Recently, Tom Hickman wrote a pair of widely-read blogs considering what he described as Public Law’s Disgrace. In those blogs, he identified a severe access to justice problem in the modern judicial review system. The blogs repeated – in a powerful way – the long-held concern that many ordinary citizens are excluded from judicial review on account of it being expensive. The relationship between—what can be put crudely as—money and access to judicial review is a complex one. A thorough investigation of that relationship would require examination of costs between parties, costs incurred by the Government Legal Department, unit costs of the government of running judicial reviews, costs rules and principles, the role of crowdfunding, the role of insurers, what lawyers actually charge for during cases, and many other issues (Maurice Sunkin and Varda Bondy provided some very interesting data and discussion on these issues a few years ago as part of a Public Law Project report). However, a key part of the issue is the provision of (or lack of) legal aid. It is no secret that a few years ago, the legal aid scheme in the UK was amended and the provision of legal aid was cut in many instances. In his blog, Hickman provides the following analysis of legal aid in the context of judicial review:
Individuals can apply for legal aid. The most important thing about legal aid, at least as it applies in the field of public law, is not that it provides a source of funding for a person’s lawyers but because it comes with protection against an adverse costs order. It is for this reason that eagle-eyed readers of the law reports will have spotted that a large percentage of reported judicial review claims, in particular those that get to appellate levels, are brought by impecunious individuals acting on legal aid.
However, today very few people now qualify for legal aid. This in part because of substantial restrictions on the scope of cover. It is in part because of the means test. Those who have savings or other capital of over £8,000 (or £3,000 in immigration cases) are not eligible for legal aid, whilst those whose “disposable income” is over £733 per month are also not eligible for any legal aid. “Disposable income” means income after tax, NI and rent and therefore does not take into account council tax, bills and travel expenses, as well as all of a person’s personal expenses or mortgage contributions, for both that person and their family. In other words, people who have £169.15 or more per week for themselves and their family to live off, or who have any significant assets, do not qualify for legal aid. To put this in perspective, £165 is the rate for a single hour of a solicitor’s time of a Grade C fee earner in a London Grade 3 (outer London) solicitors firm.
This analysis is accurate, both in portraying the role of legal aid in judicial reviews and highlighting present restrictions. However, in the course of the blog, Hickman said that:
It is difficult to assess the size of the problem, although it is obviously very great. An attempt by Ravi Low-Beer of the Public Law Project, Professor Sunkin, Varda Bondy and myself to obtain information from the MOJ through FOIA that would identify the proportion of judicial review claims that are legally aided, brought by public bodies or companies, or that benefit from costs caps, has so far not met with any success. The MOJ response has been that it does hold such information but it is too costly to provide it.
There is no doubt truth in the comment that assessing the size of the problem is difficult without such data.

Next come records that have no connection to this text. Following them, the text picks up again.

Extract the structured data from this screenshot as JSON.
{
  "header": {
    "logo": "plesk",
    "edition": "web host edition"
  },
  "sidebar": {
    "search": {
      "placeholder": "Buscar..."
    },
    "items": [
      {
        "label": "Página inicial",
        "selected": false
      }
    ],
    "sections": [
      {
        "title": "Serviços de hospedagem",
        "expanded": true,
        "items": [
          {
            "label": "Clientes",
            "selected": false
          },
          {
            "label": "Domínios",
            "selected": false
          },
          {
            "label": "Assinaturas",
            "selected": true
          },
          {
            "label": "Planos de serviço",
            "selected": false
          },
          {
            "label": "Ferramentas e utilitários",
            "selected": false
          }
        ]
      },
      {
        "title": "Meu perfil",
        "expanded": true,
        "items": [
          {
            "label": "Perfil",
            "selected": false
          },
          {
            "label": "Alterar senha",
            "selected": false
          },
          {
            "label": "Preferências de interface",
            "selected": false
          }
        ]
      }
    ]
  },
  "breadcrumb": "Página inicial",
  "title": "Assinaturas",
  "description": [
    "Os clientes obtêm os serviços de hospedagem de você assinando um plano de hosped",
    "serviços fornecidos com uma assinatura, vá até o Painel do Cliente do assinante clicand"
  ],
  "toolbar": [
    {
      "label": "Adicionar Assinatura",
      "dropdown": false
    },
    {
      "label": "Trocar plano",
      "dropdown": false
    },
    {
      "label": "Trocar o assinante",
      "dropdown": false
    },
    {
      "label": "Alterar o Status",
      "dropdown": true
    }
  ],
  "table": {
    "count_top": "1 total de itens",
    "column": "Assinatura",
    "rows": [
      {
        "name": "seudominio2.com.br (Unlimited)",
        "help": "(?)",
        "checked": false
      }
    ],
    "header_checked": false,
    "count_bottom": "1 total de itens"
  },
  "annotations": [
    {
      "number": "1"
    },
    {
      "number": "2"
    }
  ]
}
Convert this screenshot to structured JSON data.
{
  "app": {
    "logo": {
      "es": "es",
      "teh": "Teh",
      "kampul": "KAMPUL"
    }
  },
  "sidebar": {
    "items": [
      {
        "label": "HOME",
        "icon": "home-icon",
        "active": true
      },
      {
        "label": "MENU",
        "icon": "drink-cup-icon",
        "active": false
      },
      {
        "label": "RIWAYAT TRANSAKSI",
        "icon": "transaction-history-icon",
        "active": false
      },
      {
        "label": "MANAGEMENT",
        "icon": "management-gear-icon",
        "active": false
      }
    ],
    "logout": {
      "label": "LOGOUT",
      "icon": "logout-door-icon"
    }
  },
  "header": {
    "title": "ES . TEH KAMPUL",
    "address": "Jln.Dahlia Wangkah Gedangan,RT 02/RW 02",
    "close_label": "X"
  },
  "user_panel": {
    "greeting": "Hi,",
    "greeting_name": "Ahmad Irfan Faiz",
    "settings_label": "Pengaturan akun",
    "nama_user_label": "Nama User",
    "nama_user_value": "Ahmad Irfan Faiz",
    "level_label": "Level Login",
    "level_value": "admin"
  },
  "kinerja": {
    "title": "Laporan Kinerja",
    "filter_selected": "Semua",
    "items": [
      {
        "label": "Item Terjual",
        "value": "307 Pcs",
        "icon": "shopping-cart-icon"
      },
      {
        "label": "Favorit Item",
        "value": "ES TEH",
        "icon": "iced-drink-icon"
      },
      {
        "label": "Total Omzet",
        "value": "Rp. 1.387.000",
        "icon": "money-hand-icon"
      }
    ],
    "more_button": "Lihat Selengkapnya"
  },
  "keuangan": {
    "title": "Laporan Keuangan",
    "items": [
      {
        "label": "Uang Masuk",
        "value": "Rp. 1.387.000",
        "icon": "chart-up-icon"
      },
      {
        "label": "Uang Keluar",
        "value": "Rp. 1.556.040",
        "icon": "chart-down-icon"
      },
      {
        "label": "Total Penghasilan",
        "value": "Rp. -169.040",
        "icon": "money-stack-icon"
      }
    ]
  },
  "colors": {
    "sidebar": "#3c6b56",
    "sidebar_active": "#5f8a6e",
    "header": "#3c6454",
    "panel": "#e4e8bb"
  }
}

Much helpful data is kept by the government, and FOIA requests can be frustrating too. That said, much of the key government-held data is published and much of what is available on government systems may be genuinely outside of the provisions of FOIA. However, I have managed to get data on legal aid in judicial review over the last ten years by way of a FOIA (available here). I do not hope to provide a full analysis of the data made available in this short post. To be clear, I do not want to make any claims at all. Instead, I just wanted to paint the general picture and draw some attention to some interesting parts of it.
The below table shows the total amount of applications for legal aid made in judicial review cases over the last ten years. One obvious contextual point to highlight is that the amount of granted applications is only a small portion of all judicial reviews (in the Upper Tribunal alone—where immigration judicial reviews are heard—there are now over 16,000 cases per year).
The below chart puts these figures on a graph, with additional trend lines (the lines representing both granted and not granted applications). It is apparent from these graphs that the amount of applications granted have dipped post-LASPO.
The below chart shows this same data but as a percentage (instead of by volume).
The data is split into certain categories as it is recorded by the Ministry of Justice. These are not the most helpful categories and they are not the clearest, but they give some rough indication of which types of judicial reviews are legally aided. Unsurprisingly, immigration is the area where most applications are made and granted (immigration accounts for the vast majority of judicial reviews and is often seen as a challenging part of the public law system). The below table shows the breakdown by category in the last reported year.
There is more scope to dig into the numbers here but this data sheds some light on the issues raised in Hickman’s important blogs. For a fuller analysis of the issues raised in those blog’s, there are many interconnected issues that need further research. We need, as mentioned above, more information on costs between parties, costs incurred by the Government Legal Department, unit costs of the government of running a judicial review, costs rules and principles, the role of crowdfunding, the role of insurers, what lawyers charge for, and many other issues. The Public Law Project is embarking on a project that will explore these issues – more details to follow on that in due course.